Finding a truly gay-friendly wedding destination
For LonelyPlanet.com, Karla Zimmerman wrote an interesting story entitled “Top 10 Gay Wedding Destinations.” While she is very informative and I agree with some of the destinations she’s chosen, keep in mind that headlines proclaiming the “Top 10” of anything are more about marketing than actual substance, and her article doesn’t really get into depth about how life is for members and allies of the LGBT community in these destinations.
Karla’s choices as of February, 2014, in order, are Hawaii; San Francisco, California; Buenos Ares, Argentina; Cape Town, South Africa; Tahiti; Queenstown, New Zealand; New York City; Iceland; Vancouver, BC, Canada; and Boston, Massachusetts. (Palm Springs, Calfornia, would make it into an authentic “Top 10” list).

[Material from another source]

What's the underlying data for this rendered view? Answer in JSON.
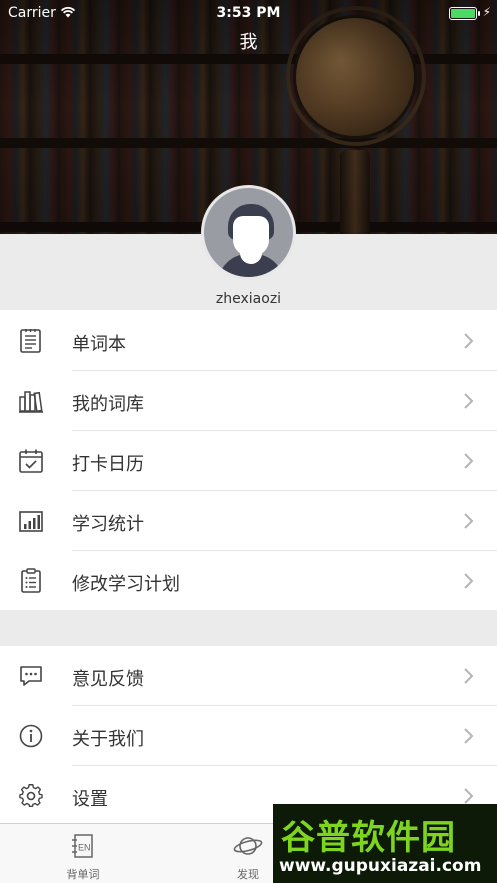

So, when I look at this list, I ask myself, are these gay-friendly destinations? The only one I personally had no knowledge of is Tahiti, so I looked further, and found that Tahiti Tourism has an official LGBT-focused website complete with an overview and FAQs. The FAQ section, however, isn’t formatted into questions and answers. I did learn that Tahiti is a very gay-friendly place, but wasn’t easy for me to ascertain whether or not same-sex marriages are legal in Tahiti.
Over on GayDestinationWeddings.com however, I learned “As a French overseas territory, same-sex marriage became legal in Tahiti in May 2013. For US and Canadian couples to marry in French Polynesia, a marriage application must be completed, copies of passports, birth certificates and single-status forms are required, as well as divorce and death decrees if applicable.”
Another great gay wedding resource is OutTraveler.com where I simply searched the keyword “wedding” and found a plethora of information including a recent story headlined, “Elvis Chapel Among Several in Vegas That Refuse to Perform Gay Weddings.” So, while the wedding capital of the world now offers legally-recognized same-sex weddings (as of October 9, 2014), all is not well on the Western Front.
I want to celebrate my marriage (When it happens!) with my friends and family, so whether it be the ceremony itself or a pre- or post-nuptials party, it will take place close to home. One scenario is to get married at your city or county courthouse (if it’s legal), have a local party for your friends and family, and slip off to your favorite exotic destination for your honeymoon.
LGBT folks have been traveling to destinations that legally celebrate their unions since legal recognition began. The current reality is that in the United States, for example, many couples have to travel to states where same-sex marriage is legal, and are still fighting for recognition of those marriages back home.
Let’s face it. The world is a work in progress, and some places are much further ahead than others. For example, you won’t be going to Moscow for your same-sex wedding, nor to the UAE. And let’s not forget, in some countries people are being executed for simply being perceived to be LGBT (whether they are or not), and we should all be more concerned about their right to live at this point, let alone the freedom to marry.
LGBT wedding rings
Wherever you decide to go to wed your LGBT partner, one thing that will stay with you once the celebrations are done is your wedding ring. Why settle for just any old boring wedding band when you can have something fabulous that shows your pride? Equalli creates beautiful handcrafted LGBT wedding rings made with rainbow sapphires arranged as a pride flag. The Equalli brand was born out of a desire to better serve the LGBT community.
Ultimately you want to look back on your wedding, however simple or extravagant, with cherished thoughts like these:
“Catalina Island has no gay bars,” as Damian explained, “but I will tell you that we walked everywhere holding hands with no problems. We also had people who wanted to take pictures with us.”
And all the people had tears in their eyes.